The guy next to me reached into his backpack and pulled out a small, bounded, black book. As he sifted through the pages I admired how they looked, yellowed, tattered, aged. He scribbled a few lines, none of which I could make out without staring like a stalker, and he closed the book and put it away. I was distracted. What was that book? A mini-journal? A glossary of words he'd appreciated? I kept to myself and went on with my day. A few hours later I realized he was also in my Comparative Black Literature class, my last class of the day. I wondered why I hadn't noticed him before. Class began and I took my seat directly behind him. My friend Jacky struggled to stay awake by my side as my professor began to explain the concept of "double consciousness" by W.E.B. DuBois. He readjusted in front of me, leaning down to reach for his backpack. Again, he pulled out the black book, wrote something down and put it away. Suddenly jealousy came over me. Whatever this book was, a journal, a collection of words, literary facts,--it was important to him. I wish I had kept a book that contained newly learned thoughts, I love looking back on things I had written to evaluate what they mean to me now. I was regretful for the fact that I never thought of writing side notes in my own personal journal.
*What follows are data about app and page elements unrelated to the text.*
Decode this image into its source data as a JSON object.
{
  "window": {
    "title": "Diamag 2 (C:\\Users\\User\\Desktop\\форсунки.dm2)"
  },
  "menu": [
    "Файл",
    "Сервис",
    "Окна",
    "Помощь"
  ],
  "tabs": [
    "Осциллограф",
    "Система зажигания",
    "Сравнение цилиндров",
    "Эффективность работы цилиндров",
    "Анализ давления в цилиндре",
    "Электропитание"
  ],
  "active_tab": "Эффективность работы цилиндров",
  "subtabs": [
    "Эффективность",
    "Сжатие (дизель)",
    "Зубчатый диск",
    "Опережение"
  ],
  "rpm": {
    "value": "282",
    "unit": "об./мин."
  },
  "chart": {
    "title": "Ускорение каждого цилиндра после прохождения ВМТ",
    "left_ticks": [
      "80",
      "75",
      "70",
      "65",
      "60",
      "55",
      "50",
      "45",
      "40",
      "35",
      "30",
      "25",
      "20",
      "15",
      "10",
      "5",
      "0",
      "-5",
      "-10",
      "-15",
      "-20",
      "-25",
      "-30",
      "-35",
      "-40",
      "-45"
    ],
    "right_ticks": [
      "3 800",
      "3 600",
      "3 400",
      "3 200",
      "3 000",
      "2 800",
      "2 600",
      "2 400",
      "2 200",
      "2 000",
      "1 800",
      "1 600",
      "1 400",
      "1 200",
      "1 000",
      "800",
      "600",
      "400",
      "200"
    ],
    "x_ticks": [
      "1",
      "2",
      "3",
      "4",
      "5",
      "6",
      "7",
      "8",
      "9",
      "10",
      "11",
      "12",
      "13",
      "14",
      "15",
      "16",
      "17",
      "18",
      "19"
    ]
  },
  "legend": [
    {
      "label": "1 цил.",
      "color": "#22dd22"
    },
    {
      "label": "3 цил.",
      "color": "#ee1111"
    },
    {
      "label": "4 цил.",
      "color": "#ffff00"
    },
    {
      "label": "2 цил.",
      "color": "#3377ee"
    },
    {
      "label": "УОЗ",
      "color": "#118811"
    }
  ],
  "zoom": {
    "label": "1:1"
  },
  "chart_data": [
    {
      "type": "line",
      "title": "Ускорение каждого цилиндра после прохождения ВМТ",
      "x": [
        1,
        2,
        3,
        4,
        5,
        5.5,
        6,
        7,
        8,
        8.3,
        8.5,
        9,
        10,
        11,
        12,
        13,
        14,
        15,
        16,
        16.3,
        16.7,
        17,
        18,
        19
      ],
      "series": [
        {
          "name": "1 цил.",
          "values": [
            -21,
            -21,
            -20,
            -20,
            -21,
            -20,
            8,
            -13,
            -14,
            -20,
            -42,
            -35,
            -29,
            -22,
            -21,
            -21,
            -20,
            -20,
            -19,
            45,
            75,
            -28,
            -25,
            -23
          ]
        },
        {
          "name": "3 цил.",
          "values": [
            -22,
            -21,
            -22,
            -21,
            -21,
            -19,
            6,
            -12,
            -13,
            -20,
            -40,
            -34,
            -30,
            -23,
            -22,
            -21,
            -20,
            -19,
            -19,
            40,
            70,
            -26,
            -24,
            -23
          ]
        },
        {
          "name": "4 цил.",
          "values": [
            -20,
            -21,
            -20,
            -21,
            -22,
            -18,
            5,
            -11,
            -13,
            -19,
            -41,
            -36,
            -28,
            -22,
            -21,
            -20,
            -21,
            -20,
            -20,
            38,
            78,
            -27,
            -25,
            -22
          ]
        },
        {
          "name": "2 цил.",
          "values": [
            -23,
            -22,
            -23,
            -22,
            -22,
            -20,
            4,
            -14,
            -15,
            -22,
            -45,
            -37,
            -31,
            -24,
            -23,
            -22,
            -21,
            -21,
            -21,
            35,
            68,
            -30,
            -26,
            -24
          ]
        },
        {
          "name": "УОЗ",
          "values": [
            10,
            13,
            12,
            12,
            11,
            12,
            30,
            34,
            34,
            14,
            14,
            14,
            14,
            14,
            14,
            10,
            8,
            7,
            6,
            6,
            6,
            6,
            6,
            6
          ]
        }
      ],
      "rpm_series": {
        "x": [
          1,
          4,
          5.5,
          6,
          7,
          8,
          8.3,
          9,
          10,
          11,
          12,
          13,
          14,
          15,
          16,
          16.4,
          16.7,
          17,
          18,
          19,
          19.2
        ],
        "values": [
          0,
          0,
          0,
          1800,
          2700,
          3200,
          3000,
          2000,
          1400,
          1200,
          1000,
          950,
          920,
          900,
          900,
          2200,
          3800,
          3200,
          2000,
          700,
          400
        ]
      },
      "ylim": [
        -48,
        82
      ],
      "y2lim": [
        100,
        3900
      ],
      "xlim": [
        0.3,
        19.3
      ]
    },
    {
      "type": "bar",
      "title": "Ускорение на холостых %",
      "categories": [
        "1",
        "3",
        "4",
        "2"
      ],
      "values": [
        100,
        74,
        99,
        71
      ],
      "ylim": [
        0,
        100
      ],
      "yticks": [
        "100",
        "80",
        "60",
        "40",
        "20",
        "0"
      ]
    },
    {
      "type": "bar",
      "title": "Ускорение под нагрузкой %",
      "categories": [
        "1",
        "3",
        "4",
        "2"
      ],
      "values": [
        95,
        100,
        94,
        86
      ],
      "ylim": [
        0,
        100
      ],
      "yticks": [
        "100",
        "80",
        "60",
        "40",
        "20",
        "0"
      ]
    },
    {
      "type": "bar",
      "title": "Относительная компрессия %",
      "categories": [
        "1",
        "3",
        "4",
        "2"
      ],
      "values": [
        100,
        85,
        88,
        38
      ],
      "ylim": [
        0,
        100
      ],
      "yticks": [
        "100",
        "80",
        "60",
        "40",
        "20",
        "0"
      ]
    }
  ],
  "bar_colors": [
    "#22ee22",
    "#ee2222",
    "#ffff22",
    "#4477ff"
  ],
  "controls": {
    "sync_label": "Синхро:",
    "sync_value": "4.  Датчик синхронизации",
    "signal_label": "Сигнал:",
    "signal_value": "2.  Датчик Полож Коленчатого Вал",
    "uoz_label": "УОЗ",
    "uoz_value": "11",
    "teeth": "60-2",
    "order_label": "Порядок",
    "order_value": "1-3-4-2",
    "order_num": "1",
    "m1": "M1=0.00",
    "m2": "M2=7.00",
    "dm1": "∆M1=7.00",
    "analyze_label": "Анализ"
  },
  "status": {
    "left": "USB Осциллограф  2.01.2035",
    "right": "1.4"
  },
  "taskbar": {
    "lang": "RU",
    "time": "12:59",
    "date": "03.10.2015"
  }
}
I got home that night and began reading poetry I had written a couple years ago. I couldn't help but think how elementary I sounded, in my words, thoughts and themes. I read the comments on my poems, the good, the bad, the mediocre. And there it was.
Fellow (poetry) writers can relate with me on this when I say:
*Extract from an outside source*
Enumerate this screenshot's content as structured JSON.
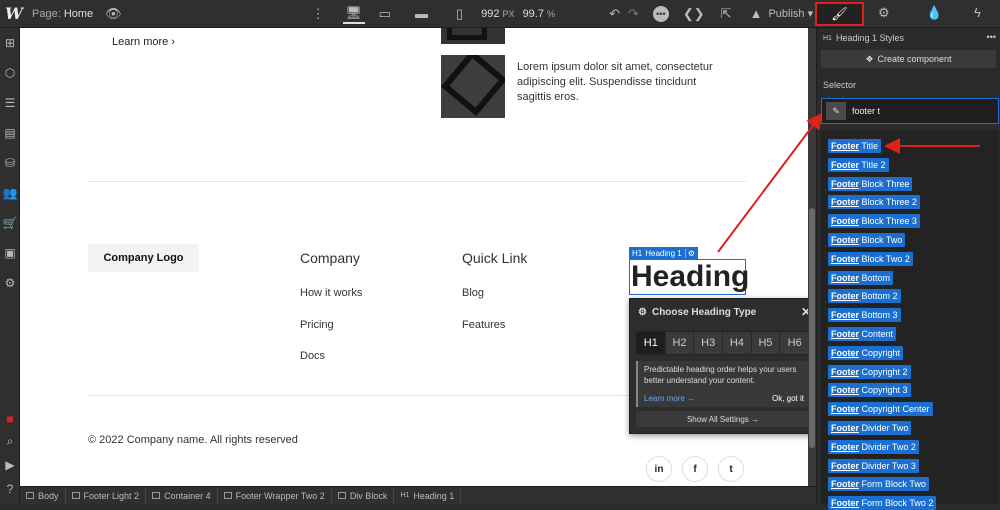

- You are your worst critic. And even when it seems like nothing will ever be good enough, the truth of the matter is that your poetry is never finished. And many may argue with me about that, but it's the truth. That's the difficulty with writing poetry, we always want it to be something more, to say something else. I can write something today and love it for what it is today and just as easily hate it tomorrow morning. I have to learn to accept that maybe some poems just need to be put away and not looked at for a while so the growth process can happen and I can look at the poem with fresh eyes.
- Workshop classes can seriously fuck with your ego. As an English major with one concentration in Creative Writing of Poetry, I've taken every poetry-related class offered, including three poetry workshop classes. One day you're being praised as insightful and fresh and the next you're simply an imitation poet. It's hard work to write something new about something old. But you have to take the criticism and keep writing.
- It's so easy to stop writing poetry, so easy to feel uninspired. School. Work. Relationship issues. Excuse 1. Excuse 2. And excuse 3. Poetry is so easy to push aside and save for later. I was always so set in my ways, thinking that I had to be inspired to write. And of course, one has to certainly be inspired to write, but choosing not to be inspired is what made me lazy. I stopped noticing. I simply failed to see.